Professor David Treves was one of the earliest members of the Weizmann Institute Science Electronics Department (precursor of the Department of Physics of Complex Systems), which he headed from 1977 to 1987.

Treves was born in Milan, Italy in 1930, the youngest of three sons, all immigrating to Israel in 1939. The three brothers fought in the Israel War of Independence. His two brothers were killed in battle and he was gravely wounded. After the war, he received his BSc degree in 1953, a MSc in 1956, and a DSc degree in 1958, all in electrical engineering from the Technion- Israel Institute of Technology. He joined the Weizmann Institute in 1953.

During the period that Treves worked at the Weizmann Institute, he carried out seminal work in magnetic materials, magnetic reversal processes, micro-magnetic analysis, magnetic tapes and magneto-optic memories for which he gained world-renown. In addition, he contributed significantly to the areas of lasers, micro-strip antennas, and communication systems that were important to Israel industry and defense forces, and for which he received the Israel Defense Prize. He served on many local, national and international committees and mentored many students who became professors in academia and leaders in industry.

In the late 1980’s Treves moved to California, USA to join Komag Inc. where he headed a team that developed magneto-optic materials, compact disks, as well as automatic optical inspection tools for evaluating thin films that were far superior to anything available at the time.

Treves was a brilliant scientist, excelling in a broad range of topics. He was a phenomenal experimentalist with a great intuition. He co-authored over 100 scientific articles and had over 100 patents.

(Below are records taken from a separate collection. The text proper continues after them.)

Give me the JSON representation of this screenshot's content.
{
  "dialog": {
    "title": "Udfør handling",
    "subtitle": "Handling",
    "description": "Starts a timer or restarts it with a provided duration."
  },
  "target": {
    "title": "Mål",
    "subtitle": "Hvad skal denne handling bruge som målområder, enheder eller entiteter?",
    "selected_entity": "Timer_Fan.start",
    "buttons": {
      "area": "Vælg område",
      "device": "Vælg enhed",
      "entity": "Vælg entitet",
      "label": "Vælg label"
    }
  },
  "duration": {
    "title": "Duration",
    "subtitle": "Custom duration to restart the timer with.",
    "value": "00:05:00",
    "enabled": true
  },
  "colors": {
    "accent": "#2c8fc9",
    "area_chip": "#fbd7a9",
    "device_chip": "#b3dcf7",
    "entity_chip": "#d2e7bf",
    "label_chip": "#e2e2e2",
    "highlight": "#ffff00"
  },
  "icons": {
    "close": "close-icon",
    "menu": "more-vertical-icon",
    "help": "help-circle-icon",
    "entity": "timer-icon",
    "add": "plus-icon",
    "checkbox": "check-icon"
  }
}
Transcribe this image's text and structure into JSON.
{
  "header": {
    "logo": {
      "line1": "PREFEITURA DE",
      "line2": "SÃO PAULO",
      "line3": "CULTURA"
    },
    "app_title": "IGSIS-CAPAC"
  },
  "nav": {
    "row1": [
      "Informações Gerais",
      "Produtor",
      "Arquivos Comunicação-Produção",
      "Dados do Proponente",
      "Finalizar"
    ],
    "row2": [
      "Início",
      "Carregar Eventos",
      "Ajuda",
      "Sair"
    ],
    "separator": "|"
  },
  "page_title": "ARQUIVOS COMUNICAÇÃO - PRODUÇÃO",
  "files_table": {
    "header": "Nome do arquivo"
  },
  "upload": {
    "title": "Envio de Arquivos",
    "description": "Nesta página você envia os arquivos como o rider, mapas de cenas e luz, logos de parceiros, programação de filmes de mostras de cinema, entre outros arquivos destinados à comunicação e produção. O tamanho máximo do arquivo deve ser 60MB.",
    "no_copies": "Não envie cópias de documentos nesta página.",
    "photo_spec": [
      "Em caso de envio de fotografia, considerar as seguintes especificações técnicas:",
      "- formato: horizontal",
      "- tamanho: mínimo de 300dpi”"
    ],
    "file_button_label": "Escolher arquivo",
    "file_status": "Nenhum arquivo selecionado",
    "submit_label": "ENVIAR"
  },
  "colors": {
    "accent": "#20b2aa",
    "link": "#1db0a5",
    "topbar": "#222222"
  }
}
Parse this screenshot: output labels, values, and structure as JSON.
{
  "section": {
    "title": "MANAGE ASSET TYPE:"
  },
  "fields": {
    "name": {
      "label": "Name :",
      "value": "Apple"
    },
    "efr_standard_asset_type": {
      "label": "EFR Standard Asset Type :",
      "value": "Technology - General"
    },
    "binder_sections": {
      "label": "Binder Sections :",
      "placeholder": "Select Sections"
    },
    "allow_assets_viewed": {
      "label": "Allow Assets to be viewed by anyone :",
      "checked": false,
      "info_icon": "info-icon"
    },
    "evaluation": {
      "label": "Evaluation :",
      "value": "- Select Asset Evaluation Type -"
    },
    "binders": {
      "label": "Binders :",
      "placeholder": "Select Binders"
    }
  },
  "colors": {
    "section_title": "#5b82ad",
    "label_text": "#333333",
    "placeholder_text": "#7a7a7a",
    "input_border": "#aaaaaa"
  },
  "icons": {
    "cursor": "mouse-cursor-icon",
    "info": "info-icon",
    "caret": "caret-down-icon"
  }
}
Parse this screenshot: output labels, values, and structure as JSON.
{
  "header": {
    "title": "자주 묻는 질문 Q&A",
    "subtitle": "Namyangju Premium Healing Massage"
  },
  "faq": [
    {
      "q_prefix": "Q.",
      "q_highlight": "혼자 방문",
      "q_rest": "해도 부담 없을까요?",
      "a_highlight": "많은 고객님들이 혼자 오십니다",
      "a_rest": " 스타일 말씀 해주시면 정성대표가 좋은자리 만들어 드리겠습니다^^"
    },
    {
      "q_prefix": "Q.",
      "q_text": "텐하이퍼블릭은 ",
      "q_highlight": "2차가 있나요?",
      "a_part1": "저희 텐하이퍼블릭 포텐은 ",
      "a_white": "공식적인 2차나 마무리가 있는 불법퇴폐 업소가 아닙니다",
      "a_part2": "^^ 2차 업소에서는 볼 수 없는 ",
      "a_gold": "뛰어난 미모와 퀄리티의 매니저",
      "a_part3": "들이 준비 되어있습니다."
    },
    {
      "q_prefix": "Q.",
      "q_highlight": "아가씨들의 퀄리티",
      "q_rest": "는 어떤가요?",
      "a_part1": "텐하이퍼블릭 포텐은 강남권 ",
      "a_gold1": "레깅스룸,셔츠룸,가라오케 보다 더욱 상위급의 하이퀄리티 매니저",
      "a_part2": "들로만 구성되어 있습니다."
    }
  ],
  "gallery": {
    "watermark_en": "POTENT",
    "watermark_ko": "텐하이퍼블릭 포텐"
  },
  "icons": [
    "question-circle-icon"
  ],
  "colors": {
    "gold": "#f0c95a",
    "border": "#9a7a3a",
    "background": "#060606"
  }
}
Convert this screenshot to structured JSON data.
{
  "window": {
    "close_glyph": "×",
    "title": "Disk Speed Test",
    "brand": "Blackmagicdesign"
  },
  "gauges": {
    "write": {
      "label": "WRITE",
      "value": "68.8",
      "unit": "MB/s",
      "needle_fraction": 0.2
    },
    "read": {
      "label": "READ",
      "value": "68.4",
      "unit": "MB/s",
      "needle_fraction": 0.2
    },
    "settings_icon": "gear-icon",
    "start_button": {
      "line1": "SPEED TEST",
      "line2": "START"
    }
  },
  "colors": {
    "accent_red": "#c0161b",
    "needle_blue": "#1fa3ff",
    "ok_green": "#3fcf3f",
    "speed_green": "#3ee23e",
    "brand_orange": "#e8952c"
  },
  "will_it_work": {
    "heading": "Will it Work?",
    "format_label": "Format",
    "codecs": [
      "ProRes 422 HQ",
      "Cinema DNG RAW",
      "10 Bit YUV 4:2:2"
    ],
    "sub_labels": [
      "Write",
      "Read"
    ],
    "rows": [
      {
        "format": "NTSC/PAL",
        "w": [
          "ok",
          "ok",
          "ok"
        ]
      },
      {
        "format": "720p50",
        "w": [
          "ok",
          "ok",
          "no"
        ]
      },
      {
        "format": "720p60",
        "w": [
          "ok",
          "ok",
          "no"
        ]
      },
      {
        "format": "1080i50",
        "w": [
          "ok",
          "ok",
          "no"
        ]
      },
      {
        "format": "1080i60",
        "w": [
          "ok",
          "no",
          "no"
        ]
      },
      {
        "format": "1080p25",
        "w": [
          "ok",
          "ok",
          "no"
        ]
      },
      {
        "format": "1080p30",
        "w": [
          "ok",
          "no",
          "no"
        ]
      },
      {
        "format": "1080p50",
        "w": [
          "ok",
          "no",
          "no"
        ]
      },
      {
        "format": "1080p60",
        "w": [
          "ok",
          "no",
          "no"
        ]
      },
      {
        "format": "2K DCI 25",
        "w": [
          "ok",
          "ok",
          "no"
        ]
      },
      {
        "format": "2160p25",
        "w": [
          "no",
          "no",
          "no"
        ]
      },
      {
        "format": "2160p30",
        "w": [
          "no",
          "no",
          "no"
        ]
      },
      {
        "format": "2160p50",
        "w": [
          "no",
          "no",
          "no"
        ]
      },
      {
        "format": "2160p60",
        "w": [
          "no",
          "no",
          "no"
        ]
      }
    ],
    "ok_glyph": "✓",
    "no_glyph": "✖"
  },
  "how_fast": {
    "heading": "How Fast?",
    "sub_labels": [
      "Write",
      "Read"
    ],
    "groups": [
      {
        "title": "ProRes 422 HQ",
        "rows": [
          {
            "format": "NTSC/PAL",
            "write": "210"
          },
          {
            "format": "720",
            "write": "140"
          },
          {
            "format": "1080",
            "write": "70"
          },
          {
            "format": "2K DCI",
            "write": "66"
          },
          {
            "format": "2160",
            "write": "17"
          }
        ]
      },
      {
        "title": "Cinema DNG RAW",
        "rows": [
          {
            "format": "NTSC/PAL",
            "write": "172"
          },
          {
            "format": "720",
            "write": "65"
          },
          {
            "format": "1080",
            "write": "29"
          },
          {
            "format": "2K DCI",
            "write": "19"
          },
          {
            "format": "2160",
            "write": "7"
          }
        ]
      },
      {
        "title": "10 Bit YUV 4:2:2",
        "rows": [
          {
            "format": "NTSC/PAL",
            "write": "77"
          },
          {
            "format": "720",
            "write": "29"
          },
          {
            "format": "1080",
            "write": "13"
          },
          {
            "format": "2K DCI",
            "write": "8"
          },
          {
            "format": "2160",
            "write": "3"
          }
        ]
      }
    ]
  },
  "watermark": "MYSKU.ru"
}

He was survived by three sons, Yoram, Daniel and Ron, and eight grandchildren.